The sailing team concluded its fall season with a pair of Atlantic Coast Championship regattas on November 14-15 after having qualified for them two weeks earlier. Seven Polar Bears competed in the Coed Atlantic Coast Championships hosted by Old Dominion University in Virginia for the first time in program history, and seven raced in the Women’s Atlantic Coast Championships (ACC’s) at St. Mary’s College in Maryland.
On October 31, the team competed in the Coed New England Championship at MIT, which serves as a qualifier for the ACC’s. The team finished seventh out of 18 teams and earned the final berth to the ACC’s.
On the same day, seven other Polar Bears raced in the Urn Trophy at Harvard, which is the qualifier for the Women’s ACC’s. The women finished the race strong, earning a third place finish out of 15 teams competing.

Jack McGuire ’17, Nora Cullen ’18, Dana Bloch ’17, Harrison Hawk ’18, Jade Willey ’17, Matt Lyons ’17 and Emily Salitan ’16 raced at Old Dominion for coed ACC’s. Strong winds allowed eight races to take place in each division on the first day of competition, while only four races were completed on Sunday due to a slow sea breeze.

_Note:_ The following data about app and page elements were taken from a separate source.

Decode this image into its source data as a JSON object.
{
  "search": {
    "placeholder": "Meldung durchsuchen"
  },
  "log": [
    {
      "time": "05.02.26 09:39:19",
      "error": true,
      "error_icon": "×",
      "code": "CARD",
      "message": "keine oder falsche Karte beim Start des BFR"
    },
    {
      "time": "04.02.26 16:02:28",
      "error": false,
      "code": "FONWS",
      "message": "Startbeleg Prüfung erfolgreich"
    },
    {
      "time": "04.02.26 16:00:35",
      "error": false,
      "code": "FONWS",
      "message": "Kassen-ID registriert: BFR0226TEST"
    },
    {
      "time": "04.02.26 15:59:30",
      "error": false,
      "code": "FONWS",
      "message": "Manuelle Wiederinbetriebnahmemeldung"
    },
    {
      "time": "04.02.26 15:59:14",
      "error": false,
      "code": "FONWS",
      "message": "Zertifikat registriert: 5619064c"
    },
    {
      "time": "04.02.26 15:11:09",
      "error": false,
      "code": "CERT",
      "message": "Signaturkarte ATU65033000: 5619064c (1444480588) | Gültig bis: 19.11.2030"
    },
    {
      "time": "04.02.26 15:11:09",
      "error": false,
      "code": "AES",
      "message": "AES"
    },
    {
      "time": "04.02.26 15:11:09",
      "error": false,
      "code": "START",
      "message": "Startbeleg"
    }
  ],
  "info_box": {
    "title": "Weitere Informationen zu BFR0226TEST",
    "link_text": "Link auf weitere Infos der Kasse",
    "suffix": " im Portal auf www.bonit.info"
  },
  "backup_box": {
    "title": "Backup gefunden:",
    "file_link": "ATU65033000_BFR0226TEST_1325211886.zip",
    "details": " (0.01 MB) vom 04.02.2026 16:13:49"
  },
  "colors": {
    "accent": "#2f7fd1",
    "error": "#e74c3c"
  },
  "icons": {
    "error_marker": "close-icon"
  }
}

Bowdoin finished 12th out of the 18-team field.

“The team had a bit of a slow start but were able to improve throughout the event with better starts and smarter tactics,” wrote Head Coach Frank Pizzo in an email to the Orient.

At the Women’s ACC’s, Erin Mullins ’16, Ellis Price ’18, Olivia Diserio ’16, Mimi Paz ’17, Julia Rew ’16, Courtney Koos ’16 and Sydney Jacques ’18 raced for the Polar Bears. Strong winds prevailed most of Saturday, allowing ten races to be completed in each division, while Sunday’s racing took place in lighter conditions. Once again, the Polar Bears had strong races. Bowdoin finished third out of 18 teams, the best finish at the Women’s ACC’s in program history.

Koos believes mental toughness was key to the team’s success.

“I think that championship events are a much more mental hurdle than a physical or ability one,” Koos said. “It’s mentally preparing for the conditions and then doing the best that we can do, which is something I think we’ve gotten a lot better at in recent years.”

With the ACC’s marking the end of the fall competition season, the team will now shift its focus onto the spring. The fall season is different from the spring in that the team is most focused on integrating the first year class. This year’s incoming class has 10 sailors, bringing the team roster total to 32, the largest it’s been in recent years.

“We’ve been making a lot of new records for Bowdoin this fall, and I think moving forward, we want to build upon that and continue to play at that really high level and get new people on the team integrated into those high-level regattas,” Koos said. “We have a really deep team now, so we can send any one of four people to a regatta, and you won’t be able to tell the difference based off the results.”

In preparation for the spring competition season, the team has already begun workouts this week. The athletes will participate in lifts, speed training and team meetings to discuss tactics.

According to Koos, the spring is also a more fast-paced season, as there are only six weeks of racing, compared to nine in the fall. The three big conference championships this spring will take place at the Coast Guard Academy, Dartmouth and Yale. Dartmouth is hosting the coed qualifier for Nationals, and Yale is hosting the women’s qualifier for Nationals.

Last year, both Bowdoin teams qualified for Nationals. The women’s team finished 17th out of 18 teams in the final round, while the coed team finished 16th in the finals.

“Integrating [the first years] and giving people opportunities to get better, and also when it comes to championship season, really pushing and making it to Nationals are our goals,” Koos said.

Depending on the weather, the Polar Bears will likely begin their spring campaign on March 5 at Brown.